▶ STORED DATA
╔══
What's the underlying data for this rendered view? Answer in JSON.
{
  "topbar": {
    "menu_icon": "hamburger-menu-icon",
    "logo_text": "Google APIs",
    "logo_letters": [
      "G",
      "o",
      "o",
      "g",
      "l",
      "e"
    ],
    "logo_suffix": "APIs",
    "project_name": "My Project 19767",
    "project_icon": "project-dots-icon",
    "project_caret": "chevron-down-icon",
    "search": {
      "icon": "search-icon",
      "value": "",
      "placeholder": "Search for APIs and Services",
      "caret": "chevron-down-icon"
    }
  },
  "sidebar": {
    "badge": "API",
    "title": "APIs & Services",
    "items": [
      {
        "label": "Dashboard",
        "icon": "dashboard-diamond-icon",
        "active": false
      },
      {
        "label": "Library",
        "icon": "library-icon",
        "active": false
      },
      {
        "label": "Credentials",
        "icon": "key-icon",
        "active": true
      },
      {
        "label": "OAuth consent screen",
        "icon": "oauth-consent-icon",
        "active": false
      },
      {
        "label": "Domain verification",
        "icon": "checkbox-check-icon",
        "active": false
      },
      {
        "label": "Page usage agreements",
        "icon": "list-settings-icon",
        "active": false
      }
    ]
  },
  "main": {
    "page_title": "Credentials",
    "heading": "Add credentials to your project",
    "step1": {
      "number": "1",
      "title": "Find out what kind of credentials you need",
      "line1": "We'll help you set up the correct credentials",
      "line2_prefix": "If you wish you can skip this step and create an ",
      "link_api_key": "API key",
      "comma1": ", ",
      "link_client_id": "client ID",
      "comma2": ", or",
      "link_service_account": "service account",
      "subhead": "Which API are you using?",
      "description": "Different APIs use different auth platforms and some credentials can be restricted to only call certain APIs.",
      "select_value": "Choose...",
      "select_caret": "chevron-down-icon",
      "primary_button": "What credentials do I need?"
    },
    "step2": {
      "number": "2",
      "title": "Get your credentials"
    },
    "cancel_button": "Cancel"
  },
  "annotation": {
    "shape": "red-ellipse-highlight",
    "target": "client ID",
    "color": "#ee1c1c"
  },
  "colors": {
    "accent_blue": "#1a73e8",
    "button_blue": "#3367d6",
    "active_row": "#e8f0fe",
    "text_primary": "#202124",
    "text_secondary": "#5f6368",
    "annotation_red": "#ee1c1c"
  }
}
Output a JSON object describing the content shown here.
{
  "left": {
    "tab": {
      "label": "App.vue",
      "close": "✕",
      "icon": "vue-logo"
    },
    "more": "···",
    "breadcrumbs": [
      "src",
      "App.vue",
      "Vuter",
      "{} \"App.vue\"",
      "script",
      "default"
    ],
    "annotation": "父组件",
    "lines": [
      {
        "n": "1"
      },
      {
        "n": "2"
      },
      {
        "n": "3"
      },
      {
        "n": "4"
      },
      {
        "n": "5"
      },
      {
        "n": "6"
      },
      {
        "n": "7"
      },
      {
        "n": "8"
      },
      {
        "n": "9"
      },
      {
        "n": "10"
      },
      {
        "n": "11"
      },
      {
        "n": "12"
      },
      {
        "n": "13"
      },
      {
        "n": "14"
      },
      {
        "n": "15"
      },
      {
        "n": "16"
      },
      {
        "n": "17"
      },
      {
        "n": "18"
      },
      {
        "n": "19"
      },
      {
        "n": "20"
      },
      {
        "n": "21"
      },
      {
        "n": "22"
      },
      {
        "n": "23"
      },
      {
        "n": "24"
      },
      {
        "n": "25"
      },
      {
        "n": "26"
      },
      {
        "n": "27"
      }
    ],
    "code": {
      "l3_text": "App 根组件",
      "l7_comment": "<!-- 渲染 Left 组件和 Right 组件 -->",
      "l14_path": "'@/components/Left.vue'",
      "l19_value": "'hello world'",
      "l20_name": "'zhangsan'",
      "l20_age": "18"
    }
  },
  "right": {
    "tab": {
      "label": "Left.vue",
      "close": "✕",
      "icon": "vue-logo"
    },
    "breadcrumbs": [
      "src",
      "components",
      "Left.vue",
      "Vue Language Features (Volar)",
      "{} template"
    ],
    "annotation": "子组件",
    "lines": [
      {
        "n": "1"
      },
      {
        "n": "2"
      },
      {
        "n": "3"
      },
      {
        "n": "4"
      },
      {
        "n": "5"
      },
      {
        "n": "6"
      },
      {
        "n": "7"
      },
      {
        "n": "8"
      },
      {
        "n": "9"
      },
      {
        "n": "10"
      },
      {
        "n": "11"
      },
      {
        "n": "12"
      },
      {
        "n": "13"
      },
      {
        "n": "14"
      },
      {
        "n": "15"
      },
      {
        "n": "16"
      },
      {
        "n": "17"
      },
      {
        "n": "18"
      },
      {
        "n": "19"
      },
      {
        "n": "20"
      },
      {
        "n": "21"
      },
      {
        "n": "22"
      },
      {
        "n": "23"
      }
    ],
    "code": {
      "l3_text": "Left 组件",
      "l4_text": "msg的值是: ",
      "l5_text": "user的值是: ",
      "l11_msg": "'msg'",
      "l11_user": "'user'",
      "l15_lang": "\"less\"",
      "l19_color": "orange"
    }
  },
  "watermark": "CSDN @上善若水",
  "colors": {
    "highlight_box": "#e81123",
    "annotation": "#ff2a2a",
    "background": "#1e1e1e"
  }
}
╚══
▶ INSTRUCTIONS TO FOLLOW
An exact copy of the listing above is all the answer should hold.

▶ OUTPUT FOR THIS EXERCISE
What's the underlying data for this rendered view? Answer in JSON.
{
  "topbar": {
    "menu_icon": "hamburger-menu-icon",
    "logo_text": "Google APIs",
    "logo_letters": [
      "G",
      "o",
      "o",
      "g",
      "l",
      "e"
    ],
    "logo_suffix": "APIs",
    "project_name": "My Project 19767",
    "project_icon": "project-dots-icon",
    "project_caret": "chevron-down-icon",
    "search": {
      "icon": "search-icon",
      "value": "",
      "placeholder": "Search for APIs and Services",
      "caret": "chevron-down-icon"
    }
  },
  "sidebar": {
    "badge": "API",
    "title": "APIs & Services",
    "items": [
      {
        "label": "Dashboard",
        "icon": "dashboard-diamond-icon",
        "active": false
      },
      {
        "label": "Library",
        "icon": "library-icon",
        "active": false
      },
      {
        "label": "Credentials",
        "icon": "key-icon",
        "active": true
      },
      {
        "label": "OAuth consent screen",
        "icon": "oauth-consent-icon",
        "active": false
      },
      {
        "label": "Domain verification",
        "icon": "checkbox-check-icon",
        "active": false
      },
      {
        "label": "Page usage agreements",
        "icon": "list-settings-icon",
        "active": false
      }
    ]
  },
  "main": {
    "page_title": "Credentials",
    "heading": "Add credentials to your project",
    "step1": {
      "number": "1",
      "title": "Find out what kind of credentials you need",
      "line1": "We'll help you set up the correct credentials",
      "line2_prefix": "If you wish you can skip this step and create an ",
      "link_api_key": "API key",
      "comma1": ", ",
      "link_client_id": "client ID",
      "comma2": ", or",
      "link_service_account": "service account",
      "subhead": "Which API are you using?",
      "description": "Different APIs use different auth platforms and some credentials can be restricted to only call certain APIs.",
      "select_value": "Choose...",
      "select_caret": "chevron-down-icon",
      "primary_button": "What credentials do I need?"
    },
    "step2": {
      "number": "2",
      "title": "Get your credentials"
    },
    "cancel_button": "Cancel"
  },
  "annotation": {
    "shape": "red-ellipse-highlight",
    "target": "client ID",
    "color": "#ee1c1c"
  },
  "colors": {
    "accent_blue": "#1a73e8",
    "button_blue": "#3367d6",
    "active_row": "#e8f0fe",
    "text_primary": "#202124",
    "text_secondary": "#5f6368",
    "annotation_red": "#ee1c1c"
  }
}
Output a JSON object describing the content shown here.
{
  "left": {
    "tab": {
      "label": "App.vue",
      "close": "✕",
      "icon": "vue-logo"
    },
    "more": "···",
    "breadcrumbs": [
      "src",
      "App.vue",
      "Vuter",
      "{} \"App.vue\"",
      "script",
      "default"
    ],
    "annotation": "父组件",
    "lines": [
      {
        "n": "1"
      },
      {
        "n": "2"
      },
      {
        "n": "3"
      },
      {
        "n": "4"
      },
      {
        "n": "5"
      },
      {
        "n": "6"
      },
      {
        "n": "7"
      },
      {
        "n": "8"
      },
      {
        "n": "9"
      },
      {
        "n": "10"
      },
      {
        "n": "11"
      },
      {
        "n": "12"
      },
      {
        "n": "13"
      },
      {
        "n": "14"
      },
      {
        "n": "15"
      },
      {
        "n": "16"
      },
      {
        "n": "17"
      },
      {
        "n": "18"
      },
      {
        "n": "19"
      },
      {
        "n": "20"
      },
      {
        "n": "21"
      },
      {
        "n": "22"
      },
      {
        "n": "23"
      },
      {
        "n": "24"
      },
      {
        "n": "25"
      },
      {
        "n": "26"
      },
      {
        "n": "27"
      }
    ],
    "code": {
      "l3_text": "App 根组件",
      "l7_comment": "<!-- 渲染 Left 组件和 Right 组件 -->",
      "l14_path": "'@/components/Left.vue'",
      "l19_value": "'hello world'",
      "l20_name": "'zhangsan'",
      "l20_age": "18"
    }
  },
  "right": {
    "tab": {
      "label": "Left.vue",
      "close": "✕",
      "icon": "vue-logo"
    },
    "breadcrumbs": [
      "src",
      "components",
      "Left.vue",
      "Vue Language Features (Volar)",
      "{} template"
    ],
    "annotation": "子组件",
    "lines": [
      {
        "n": "1"
      },
      {
        "n": "2"
      },
      {
        "n": "3"
      },
      {
        "n": "4"
      },
      {
        "n": "5"
      },
      {
        "n": "6"
      },
      {
        "n": "7"
      },
      {
        "n": "8"
      },
      {
        "n": "9"
      },
      {
        "n": "10"
      },
      {
        "n": "11"
      },
      {
        "n": "12"
      },
      {
        "n": "13"
      },
      {
        "n": "14"
      },
      {
        "n": "15"
      },
      {
        "n": "16"
      },
      {
        "n": "17"
      },
      {
        "n": "18"
      },
      {
        "n": "19"
      },
      {
        "n": "20"
      },
      {
        "n": "21"
      },
      {
        "n": "22"
      },
      {
        "n": "23"
      }
    ],
    "code": {
      "l3_text": "Left 组件",
      "l4_text": "msg的值是: ",
      "l5_text": "user的值是: ",
      "l11_msg": "'msg'",
      "l11_user": "'user'",
      "l15_lang": "\"less\"",
      "l19_color": "orange"
    }
  },
  "watermark": "CSDN @上善若水",
  "colors": {
    "highlight_box": "#e81123",
    "annotation": "#ff2a2a",
    "background": "#1e1e1e"
  }
}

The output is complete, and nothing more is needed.